Stereotypes can greatly influence the perception of events by the general public. Without details about the background of an individual or a group of individuals, people fill the gaps with stereotypes. If the stereotype is negative, the public may feel less sympathetic to a victim of an offense or assault.
In the training guide, the common stereotypes about minority groups are written in a careful and a neutral language, without giving any particular minority a negative connotation. Descriptions follow with lists of common insults in order for the officer to be able to identify hate crimes.
There are four psychological motivations underlying prejudice. These are self-esteem, positive distinction, survival, and meaning. The roots of prejudice, racism, and discrimination are often found in a desire to boost self-esteem by discriminating others, find meaning and purpose, and subconsciously contribute to the survival of one’s own group through suppressing the other groups or individuals (Routledge, 2010).
Part 3 – Cultural Diversity and Law Enforcement
Racial and ethnic discrimination exist during arrest. There is a correlation between the number of hate crimes and the number of minorities occupying the same territory – frictions between different groups often serve as incitements for prejudice and discrimination. The justice system in the US is often accused of systematic racism towards the African-American population.

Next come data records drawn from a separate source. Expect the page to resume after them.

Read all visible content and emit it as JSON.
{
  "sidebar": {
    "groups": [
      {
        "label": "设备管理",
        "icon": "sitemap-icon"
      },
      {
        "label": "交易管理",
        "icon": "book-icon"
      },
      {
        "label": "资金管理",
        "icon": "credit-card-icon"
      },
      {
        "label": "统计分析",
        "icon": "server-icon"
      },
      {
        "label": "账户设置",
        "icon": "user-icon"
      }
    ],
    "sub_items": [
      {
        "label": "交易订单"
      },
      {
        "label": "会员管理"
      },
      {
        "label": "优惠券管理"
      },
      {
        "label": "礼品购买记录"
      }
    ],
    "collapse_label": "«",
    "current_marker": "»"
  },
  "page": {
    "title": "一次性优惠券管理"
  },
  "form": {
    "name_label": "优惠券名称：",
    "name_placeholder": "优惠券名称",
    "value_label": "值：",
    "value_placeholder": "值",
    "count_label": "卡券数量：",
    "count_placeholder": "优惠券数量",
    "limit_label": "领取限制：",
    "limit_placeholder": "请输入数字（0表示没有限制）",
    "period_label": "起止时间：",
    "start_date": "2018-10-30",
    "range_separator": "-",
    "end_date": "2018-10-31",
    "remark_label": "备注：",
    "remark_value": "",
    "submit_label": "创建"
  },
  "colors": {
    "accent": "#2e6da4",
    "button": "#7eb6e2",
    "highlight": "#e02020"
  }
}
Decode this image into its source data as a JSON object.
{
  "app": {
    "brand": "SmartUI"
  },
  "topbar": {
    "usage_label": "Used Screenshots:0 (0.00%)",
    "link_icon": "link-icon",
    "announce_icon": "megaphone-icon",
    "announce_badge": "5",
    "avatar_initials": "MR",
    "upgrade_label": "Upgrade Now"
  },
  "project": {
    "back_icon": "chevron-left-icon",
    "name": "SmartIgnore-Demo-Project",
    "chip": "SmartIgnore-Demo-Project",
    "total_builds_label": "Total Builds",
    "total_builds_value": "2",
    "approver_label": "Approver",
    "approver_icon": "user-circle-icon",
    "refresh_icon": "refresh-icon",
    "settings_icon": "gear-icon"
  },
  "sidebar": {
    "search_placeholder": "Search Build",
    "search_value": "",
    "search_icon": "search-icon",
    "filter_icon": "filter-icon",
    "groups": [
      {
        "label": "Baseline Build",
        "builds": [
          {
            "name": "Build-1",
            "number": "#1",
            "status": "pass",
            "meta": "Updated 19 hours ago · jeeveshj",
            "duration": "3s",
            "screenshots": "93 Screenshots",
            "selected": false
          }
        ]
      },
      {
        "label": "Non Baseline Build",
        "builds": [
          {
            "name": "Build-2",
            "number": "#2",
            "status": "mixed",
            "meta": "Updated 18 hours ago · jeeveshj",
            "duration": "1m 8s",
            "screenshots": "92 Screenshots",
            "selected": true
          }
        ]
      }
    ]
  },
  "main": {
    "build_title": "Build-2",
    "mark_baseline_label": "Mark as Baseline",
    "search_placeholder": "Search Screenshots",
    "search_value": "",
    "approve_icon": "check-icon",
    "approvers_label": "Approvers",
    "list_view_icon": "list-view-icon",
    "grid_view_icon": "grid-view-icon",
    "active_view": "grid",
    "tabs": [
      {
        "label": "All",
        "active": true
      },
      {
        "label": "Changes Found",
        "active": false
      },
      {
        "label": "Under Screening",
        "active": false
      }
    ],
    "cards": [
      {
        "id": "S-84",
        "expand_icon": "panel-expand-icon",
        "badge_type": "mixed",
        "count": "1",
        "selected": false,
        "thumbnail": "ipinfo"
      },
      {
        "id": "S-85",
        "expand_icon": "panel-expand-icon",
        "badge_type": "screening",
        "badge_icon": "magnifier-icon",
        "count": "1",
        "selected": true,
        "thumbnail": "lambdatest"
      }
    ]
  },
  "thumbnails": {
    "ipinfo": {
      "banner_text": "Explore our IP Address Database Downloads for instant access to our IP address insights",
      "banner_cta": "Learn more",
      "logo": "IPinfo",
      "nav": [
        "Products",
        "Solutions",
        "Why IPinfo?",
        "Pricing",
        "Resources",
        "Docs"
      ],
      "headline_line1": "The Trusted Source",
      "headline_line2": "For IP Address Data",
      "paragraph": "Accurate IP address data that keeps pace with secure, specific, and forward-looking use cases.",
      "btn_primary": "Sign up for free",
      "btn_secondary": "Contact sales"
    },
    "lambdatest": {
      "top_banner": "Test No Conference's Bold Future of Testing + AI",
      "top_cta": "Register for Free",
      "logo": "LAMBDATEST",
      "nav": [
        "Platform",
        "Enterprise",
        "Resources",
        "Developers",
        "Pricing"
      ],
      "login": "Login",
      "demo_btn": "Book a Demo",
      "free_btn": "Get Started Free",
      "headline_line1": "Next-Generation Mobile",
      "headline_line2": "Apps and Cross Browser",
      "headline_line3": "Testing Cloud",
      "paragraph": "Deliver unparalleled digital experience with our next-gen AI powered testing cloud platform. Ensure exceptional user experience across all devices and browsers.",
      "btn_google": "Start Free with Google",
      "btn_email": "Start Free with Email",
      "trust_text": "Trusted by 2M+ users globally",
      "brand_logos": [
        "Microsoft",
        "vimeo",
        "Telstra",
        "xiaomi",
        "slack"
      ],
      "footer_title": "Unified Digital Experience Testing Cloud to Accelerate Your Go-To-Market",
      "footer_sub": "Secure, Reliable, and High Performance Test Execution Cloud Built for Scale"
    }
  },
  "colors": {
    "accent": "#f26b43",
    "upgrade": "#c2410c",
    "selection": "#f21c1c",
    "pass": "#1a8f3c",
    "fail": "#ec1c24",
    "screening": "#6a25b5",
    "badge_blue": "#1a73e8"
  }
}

This creates a cycle of hate – the law enforcers treat minorities like criminals, and the minorities respond with deviant behavior out of anger and spite, which in turn reinforces the stereotypes adopted by the law enforcers (An overview of labelling theory, 2016). In order to stop this cycle, the justice system must be made aware of its own prejudices, and individual officers must constantly assess their actions to identify potential prejudice and discrimination, even if it happens on a subconscious level.
An overview of labelling theory. (2016). Web.
Caution against ranking. (2010). Web.
Martin Luther King Jr. (2016). Web.
Racial profiling. (2016). Web.
Routledge, C. (2010). Exploring the psychological motives of racism. Web.